>>>>>

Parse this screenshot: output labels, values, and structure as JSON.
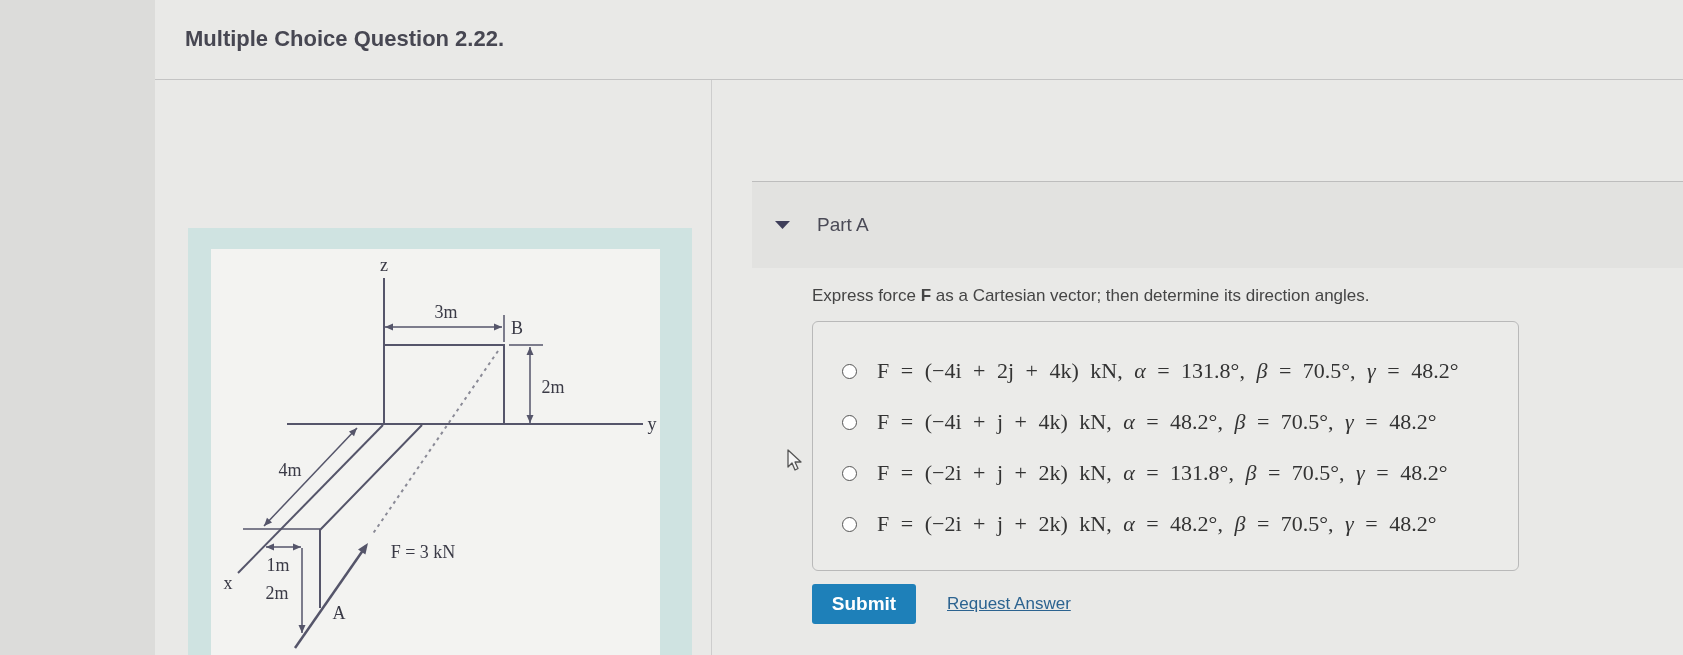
{
  "header": {
    "title": "Multiple Choice Question 2.22."
  },
  "figure": {
    "z_axis_label": "z",
    "width_dimension": "3m",
    "point_b_label": "B",
    "height_dimension": "2m",
    "y_axis_label": "y",
    "length_dimension": "4m",
    "x_axis_label": "x",
    "offset_dimension": "1m",
    "drop_dimension": "2m",
    "point_a_label": "A",
    "force_label": "F = 3 kN"
  },
  "part": {
    "title": "Part A",
    "expanded": true,
    "prompt": "Express force **F** as a Cartesian vector; then determine its direction angles.",
    "options": [
      {
        "text": "F = (−4i + 2j + 4k) kN, *α* = 131.8°, *β* = 70.5°, *γ* = 48.2°",
        "selected": false
      },
      {
        "text": "F = (−4i + j + 4k) kN, *α* = 48.2°, *β* = 70.5°, *γ* = 48.2°",
        "selected": false
      },
      {
        "text": "F = (−2i + j + 2k) kN, *α* = 131.8°, *β* = 70.5°, *γ* = 48.2°",
        "selected": false
      },
      {
        "text": "F = (−2i + j + 2k) kN, *α* = 48.2°, *β* = 70.5°, *γ* = 48.2°",
        "selected": false
      }
    ],
    "buttons": {
      "submit": "Submit",
      "request_answer": "Request Answer"
    }
  }
}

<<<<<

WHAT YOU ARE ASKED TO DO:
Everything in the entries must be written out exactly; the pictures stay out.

ANSWER SECTION:
Parse this screenshot: output labels, values, and structure as JSON.
{
  "header": {
    "title": "Multiple Choice Question 2.22."
  },
  "figure": {
    "z_axis_label": "z",
    "width_dimension": "3m",
    "point_b_label": "B",
    "height_dimension": "2m",
    "y_axis_label": "y",
    "length_dimension": "4m",
    "x_axis_label": "x",
    "offset_dimension": "1m",
    "drop_dimension": "2m",
    "point_a_label": "A",
    "force_label": "F = 3 kN"
  },
  "part": {
    "title": "Part A",
    "expanded": true,
    "prompt": "Express force **F** as a Cartesian vector; then determine its direction angles.",
    "options": [
      {
        "text": "F = (−4i + 2j + 4k) kN, *α* = 131.8°, *β* = 70.5°, *γ* = 48.2°",
        "selected": false
      },
      {
        "text": "F = (−4i + j + 4k) kN, *α* = 48.2°, *β* = 70.5°, *γ* = 48.2°",
        "selected": false
      },
      {
        "text": "F = (−2i + j + 2k) kN, *α* = 131.8°, *β* = 70.5°, *γ* = 48.2°",
        "selected": false
      },
      {
        "text": "F = (−2i + j + 2k) kN, *α* = 48.2°, *β* = 70.5°, *γ* = 48.2°",
        "selected": false
      }
    ],
    "buttons": {
      "submit": "Submit",
      "request_answer": "Request Answer"
    }
  }
}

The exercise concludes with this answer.